A new report shows 20 per cent of boy pupils spend a minimum of 25 hours a week playing computer games, watching DVDs and online.
Researchers said the results of the GoWell in the East End study, which examines communities in Glasgow, raise concerns about the future health of sedentary pupils.
Six schools were recruited to the study in three pairs: East End schools, schools in deprived areas and schools in more affluent areas.
A significant minority of pupils were found to spend a lot of time on-screen, particularly boys. Some 20 per cent of boys spend five or more hours on-screen each weekday, while one in eight spend 10 or more hours on-screen at the weekend.
Boys spend more time playing computer games while girls spend more time watching TV or DVDs.
Pupils at the more advantaged schools were more likely to spend time online at the weekends.
It was also found that girls spend longer on homework, though pupils at advantaged schools spent more time on homework than any others.
One of the more deprived schools had very low num-bers of pupils doing any homework, with just 20 per cent of boys spending their free time on homework.

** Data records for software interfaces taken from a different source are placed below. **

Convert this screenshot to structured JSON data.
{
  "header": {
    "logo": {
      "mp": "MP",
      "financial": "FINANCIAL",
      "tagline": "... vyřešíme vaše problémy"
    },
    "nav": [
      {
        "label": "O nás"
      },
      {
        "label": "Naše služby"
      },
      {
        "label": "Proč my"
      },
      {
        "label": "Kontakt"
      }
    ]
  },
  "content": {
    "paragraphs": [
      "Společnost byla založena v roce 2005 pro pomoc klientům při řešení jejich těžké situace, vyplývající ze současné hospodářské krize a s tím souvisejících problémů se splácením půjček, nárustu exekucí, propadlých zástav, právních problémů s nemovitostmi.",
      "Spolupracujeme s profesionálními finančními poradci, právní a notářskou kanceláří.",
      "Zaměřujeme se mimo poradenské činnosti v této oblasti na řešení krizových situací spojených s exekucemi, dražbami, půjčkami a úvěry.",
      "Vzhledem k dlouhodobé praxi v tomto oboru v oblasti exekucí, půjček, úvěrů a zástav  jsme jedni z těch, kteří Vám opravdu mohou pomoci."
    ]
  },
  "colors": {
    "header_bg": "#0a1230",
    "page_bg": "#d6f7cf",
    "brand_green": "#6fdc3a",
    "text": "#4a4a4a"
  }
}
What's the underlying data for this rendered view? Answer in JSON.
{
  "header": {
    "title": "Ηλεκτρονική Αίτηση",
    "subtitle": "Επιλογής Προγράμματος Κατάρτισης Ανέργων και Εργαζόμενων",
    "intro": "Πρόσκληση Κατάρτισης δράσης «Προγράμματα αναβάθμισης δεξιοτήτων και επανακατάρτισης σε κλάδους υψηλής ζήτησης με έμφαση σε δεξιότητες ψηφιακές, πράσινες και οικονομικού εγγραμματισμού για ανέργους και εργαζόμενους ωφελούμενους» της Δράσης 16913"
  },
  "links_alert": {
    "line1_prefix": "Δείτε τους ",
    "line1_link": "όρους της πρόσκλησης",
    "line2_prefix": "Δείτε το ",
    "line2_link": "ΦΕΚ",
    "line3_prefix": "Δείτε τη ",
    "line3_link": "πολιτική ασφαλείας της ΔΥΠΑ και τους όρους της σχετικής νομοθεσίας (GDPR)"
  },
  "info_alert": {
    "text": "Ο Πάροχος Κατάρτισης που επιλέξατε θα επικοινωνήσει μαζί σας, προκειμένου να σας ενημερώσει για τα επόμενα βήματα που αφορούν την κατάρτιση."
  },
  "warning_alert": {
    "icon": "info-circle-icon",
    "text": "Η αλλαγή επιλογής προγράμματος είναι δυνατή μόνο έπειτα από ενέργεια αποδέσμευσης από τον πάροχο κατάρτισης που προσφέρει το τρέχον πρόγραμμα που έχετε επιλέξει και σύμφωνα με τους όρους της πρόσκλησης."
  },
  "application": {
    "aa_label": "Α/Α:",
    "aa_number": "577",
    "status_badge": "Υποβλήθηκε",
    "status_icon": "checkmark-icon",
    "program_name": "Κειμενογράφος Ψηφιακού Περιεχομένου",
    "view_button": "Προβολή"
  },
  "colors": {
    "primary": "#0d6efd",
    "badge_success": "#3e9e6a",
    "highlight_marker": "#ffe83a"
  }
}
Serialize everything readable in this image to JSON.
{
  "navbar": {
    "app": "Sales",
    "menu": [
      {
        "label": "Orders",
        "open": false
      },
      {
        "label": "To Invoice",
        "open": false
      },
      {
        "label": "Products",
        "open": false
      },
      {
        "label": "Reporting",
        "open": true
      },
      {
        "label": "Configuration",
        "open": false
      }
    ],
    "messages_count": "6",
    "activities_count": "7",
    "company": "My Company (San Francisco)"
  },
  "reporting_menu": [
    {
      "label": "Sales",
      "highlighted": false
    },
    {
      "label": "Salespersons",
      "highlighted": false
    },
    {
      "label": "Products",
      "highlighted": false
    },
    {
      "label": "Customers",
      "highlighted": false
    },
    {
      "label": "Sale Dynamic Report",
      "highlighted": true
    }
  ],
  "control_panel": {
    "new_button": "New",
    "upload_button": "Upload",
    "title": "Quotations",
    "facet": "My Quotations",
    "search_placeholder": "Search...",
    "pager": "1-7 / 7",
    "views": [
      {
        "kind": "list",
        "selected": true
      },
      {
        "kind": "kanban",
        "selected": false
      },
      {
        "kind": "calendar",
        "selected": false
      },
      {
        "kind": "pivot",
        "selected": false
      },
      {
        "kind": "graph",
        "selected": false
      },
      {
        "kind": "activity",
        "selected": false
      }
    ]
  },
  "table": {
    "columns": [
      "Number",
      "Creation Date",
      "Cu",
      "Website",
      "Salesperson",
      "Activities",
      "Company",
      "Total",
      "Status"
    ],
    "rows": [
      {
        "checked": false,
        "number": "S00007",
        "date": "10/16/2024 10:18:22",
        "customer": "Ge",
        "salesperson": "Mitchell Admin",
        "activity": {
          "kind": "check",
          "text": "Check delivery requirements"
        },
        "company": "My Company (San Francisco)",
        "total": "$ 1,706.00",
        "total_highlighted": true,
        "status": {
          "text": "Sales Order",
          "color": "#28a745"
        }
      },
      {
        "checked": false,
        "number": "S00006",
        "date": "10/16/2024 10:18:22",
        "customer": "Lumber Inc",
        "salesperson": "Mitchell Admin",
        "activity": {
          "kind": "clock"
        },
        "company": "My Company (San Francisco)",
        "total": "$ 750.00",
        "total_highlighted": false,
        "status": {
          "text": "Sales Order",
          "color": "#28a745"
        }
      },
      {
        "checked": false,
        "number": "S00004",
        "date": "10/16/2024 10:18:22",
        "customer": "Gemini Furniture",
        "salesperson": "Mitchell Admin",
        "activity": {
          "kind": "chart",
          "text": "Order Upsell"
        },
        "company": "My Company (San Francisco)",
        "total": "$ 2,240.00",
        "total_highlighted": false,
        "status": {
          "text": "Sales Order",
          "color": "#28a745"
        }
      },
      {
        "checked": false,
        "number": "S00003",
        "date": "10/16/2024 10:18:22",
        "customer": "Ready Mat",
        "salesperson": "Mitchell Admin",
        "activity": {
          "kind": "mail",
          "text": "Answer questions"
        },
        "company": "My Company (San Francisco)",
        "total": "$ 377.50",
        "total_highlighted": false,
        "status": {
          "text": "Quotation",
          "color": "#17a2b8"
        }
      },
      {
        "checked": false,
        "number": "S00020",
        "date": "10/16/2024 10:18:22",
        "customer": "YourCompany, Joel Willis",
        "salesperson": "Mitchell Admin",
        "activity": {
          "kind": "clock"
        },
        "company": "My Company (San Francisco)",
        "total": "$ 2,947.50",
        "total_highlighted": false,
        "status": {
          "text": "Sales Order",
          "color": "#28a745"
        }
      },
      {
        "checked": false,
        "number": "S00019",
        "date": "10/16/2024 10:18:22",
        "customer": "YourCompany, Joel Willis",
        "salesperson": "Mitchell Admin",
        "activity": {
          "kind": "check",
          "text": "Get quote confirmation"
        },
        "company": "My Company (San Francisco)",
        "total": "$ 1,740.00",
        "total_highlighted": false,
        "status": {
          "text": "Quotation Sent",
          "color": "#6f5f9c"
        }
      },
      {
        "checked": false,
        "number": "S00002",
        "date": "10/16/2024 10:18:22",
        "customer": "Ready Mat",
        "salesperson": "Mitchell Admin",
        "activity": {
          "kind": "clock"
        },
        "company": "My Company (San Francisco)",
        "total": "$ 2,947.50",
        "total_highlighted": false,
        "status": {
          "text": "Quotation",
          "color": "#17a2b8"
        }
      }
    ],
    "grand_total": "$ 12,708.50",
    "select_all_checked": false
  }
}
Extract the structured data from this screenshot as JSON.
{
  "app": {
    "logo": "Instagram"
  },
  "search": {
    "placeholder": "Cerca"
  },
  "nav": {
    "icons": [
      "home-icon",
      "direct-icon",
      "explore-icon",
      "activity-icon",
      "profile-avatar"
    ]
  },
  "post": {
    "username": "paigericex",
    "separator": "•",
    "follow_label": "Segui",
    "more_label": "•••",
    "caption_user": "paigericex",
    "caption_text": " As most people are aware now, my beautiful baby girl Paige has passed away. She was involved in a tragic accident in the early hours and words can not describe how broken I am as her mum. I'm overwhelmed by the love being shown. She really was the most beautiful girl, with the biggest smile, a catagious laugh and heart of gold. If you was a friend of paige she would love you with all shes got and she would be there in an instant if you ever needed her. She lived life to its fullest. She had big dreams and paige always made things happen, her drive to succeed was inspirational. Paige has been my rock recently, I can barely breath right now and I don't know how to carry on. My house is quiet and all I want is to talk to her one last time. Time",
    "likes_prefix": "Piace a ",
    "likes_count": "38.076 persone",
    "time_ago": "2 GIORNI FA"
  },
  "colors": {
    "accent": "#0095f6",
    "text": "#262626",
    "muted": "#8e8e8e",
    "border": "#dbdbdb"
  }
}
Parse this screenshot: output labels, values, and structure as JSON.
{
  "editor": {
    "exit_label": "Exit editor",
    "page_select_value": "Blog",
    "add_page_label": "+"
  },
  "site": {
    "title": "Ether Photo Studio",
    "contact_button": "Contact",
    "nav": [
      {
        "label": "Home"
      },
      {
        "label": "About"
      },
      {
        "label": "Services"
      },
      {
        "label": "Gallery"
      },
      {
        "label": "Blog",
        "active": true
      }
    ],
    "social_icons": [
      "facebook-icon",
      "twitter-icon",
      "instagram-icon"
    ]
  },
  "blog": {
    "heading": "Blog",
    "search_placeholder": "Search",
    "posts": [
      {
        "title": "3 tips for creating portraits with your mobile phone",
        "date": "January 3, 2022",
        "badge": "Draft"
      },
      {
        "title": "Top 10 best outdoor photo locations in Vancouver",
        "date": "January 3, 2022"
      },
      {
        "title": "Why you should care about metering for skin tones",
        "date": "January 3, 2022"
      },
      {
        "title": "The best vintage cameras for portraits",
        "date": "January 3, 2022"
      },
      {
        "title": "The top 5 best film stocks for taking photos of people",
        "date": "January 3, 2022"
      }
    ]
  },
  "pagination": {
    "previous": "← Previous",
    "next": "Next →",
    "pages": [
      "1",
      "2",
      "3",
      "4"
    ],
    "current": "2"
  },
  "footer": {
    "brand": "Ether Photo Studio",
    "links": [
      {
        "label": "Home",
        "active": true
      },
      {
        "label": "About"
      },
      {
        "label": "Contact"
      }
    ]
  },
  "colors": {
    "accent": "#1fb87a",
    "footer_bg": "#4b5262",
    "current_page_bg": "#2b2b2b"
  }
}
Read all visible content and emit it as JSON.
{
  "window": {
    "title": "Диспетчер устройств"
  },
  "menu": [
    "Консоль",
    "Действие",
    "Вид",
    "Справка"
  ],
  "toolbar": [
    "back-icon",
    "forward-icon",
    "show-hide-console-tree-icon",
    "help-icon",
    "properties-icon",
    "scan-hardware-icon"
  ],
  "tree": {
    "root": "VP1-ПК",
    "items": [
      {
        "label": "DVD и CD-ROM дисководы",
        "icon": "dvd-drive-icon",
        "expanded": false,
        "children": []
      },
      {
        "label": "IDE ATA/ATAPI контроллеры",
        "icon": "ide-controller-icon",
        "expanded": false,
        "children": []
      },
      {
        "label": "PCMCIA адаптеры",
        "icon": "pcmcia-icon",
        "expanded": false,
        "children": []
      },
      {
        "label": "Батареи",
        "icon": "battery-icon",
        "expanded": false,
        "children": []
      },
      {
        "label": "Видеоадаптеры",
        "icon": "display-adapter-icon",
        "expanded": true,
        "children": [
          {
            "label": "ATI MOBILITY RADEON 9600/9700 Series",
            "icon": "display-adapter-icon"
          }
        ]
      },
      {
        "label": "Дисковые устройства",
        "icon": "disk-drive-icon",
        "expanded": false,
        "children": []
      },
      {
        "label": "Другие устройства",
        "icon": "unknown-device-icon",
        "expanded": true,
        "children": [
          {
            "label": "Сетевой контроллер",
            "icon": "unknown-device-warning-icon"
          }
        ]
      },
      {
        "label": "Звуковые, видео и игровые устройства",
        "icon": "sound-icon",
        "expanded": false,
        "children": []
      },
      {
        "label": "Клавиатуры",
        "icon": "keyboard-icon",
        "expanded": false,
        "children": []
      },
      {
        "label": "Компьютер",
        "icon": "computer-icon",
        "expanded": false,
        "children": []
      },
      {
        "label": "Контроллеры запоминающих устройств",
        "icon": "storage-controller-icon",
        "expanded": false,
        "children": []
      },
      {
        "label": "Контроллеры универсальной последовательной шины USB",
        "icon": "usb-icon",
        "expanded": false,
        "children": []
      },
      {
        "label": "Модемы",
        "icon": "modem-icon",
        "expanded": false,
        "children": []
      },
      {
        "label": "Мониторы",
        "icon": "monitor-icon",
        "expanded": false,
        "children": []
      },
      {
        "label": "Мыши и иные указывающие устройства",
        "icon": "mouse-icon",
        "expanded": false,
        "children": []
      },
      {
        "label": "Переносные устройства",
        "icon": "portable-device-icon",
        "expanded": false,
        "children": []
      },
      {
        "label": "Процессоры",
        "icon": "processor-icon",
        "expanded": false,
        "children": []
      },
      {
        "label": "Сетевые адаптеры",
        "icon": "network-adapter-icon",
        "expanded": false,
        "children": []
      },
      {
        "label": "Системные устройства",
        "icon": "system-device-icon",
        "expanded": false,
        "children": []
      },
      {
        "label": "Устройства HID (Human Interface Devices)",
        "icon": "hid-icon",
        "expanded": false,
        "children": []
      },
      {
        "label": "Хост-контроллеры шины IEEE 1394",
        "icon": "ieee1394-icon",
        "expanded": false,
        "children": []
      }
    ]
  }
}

Only four per cent did any homework at the weekend.
However, researchers expect that as pupils get older they will spend more time studying at home.
Plans now are to discover whether doing sport can boost studying, homework and educational success.
A Glasgow City Council spokeswoman said: "It's important that young people get the chance to participate in all kinds of physical activity, and schools across the city offer a wide range of activities for people of all fitness levels."
The findings are part of a study commissioned by the Scottish Government to determine the impact of the Commonwealth Games on East End communities.